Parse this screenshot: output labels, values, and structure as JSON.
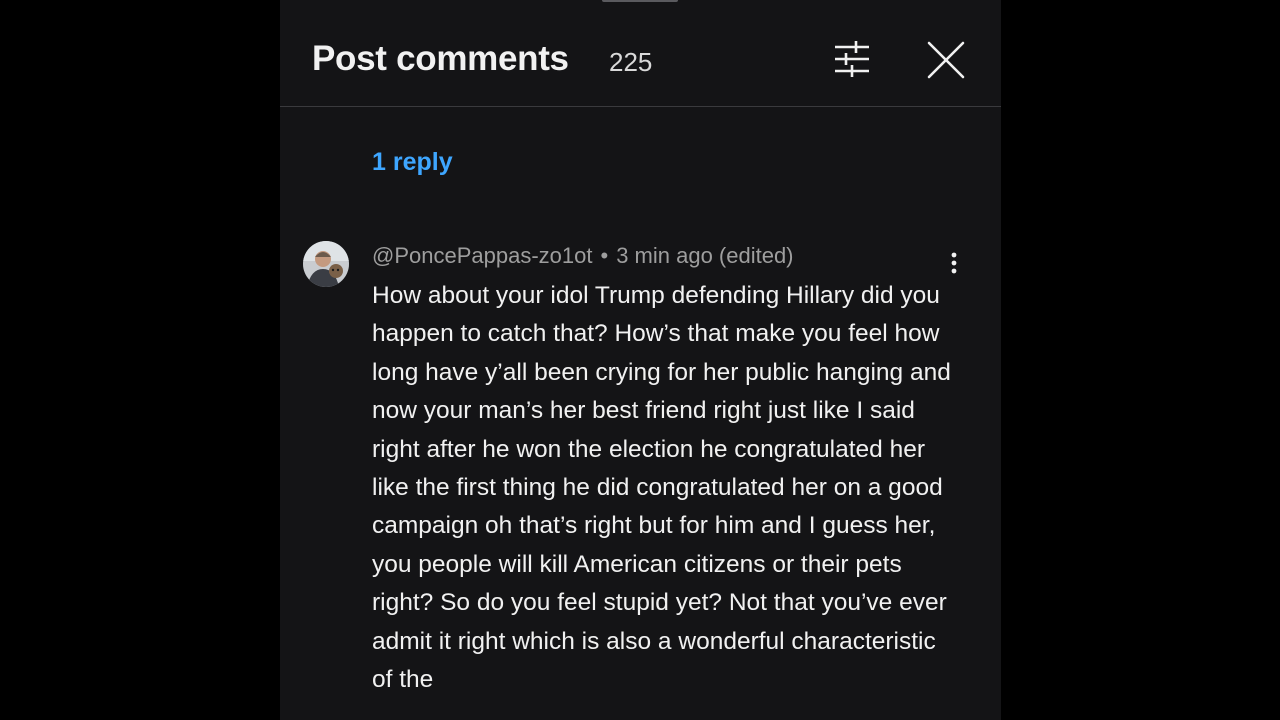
{
  "header": {
    "title": "Post comments",
    "count": "225",
    "filter_icon": "sliders-icon",
    "close_icon": "close-icon"
  },
  "replies": {
    "label": "1 reply"
  },
  "comment": {
    "author": "@PoncePappas-zo1ot",
    "separator": "•",
    "time": "3 min ago (edited)",
    "menu_icon": "more-vertical-icon",
    "text": "How about your idol Trump defending Hillary did you happen to catch that? How’s that make you feel how long have y’all been crying for her public hanging and now your man’s her best friend right just like I said right after he won the election he congratulated her like the first thing he did congratulated her on a good campaign oh that’s right but for him and I guess her, you people will kill American citizens or their pets right? So do you feel stupid yet? Not that you’ve ever admit it right which is also a wonderful characteristic of the"
  },
  "colors": {
    "background": "#000000",
    "panel": "#141416",
    "text": "#f1f1f1",
    "secondary_text": "#9e9e9e",
    "link": "#3ea6ff",
    "divider": "#3a3a3d"
  }
}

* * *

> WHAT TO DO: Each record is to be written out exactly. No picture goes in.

> RESULT OF THE EXERCISE:
Parse this screenshot: output labels, values, and structure as JSON.
{
  "header": {
    "title": "Post comments",
    "count": "225",
    "filter_icon": "sliders-icon",
    "close_icon": "close-icon"
  },
  "replies": {
    "label": "1 reply"
  },
  "comment": {
    "author": "@PoncePappas-zo1ot",
    "separator": "•",
    "time": "3 min ago (edited)",
    "menu_icon": "more-vertical-icon",
    "text": "How about your idol Trump defending Hillary did you happen to catch that? How’s that make you feel how long have y’all been crying for her public hanging and now your man’s her best friend right just like I said right after he won the election he congratulated her like the first thing he did congratulated her on a good campaign oh that’s right but for him and I guess her, you people will kill American citizens or their pets right? So do you feel stupid yet? Not that you’ve ever admit it right which is also a wonderful characteristic of the"
  },
  "colors": {
    "background": "#000000",
    "panel": "#141416",
    "text": "#f1f1f1",
    "secondary_text": "#9e9e9e",
    "link": "#3ea6ff",
    "divider": "#3a3a3d"
  }
}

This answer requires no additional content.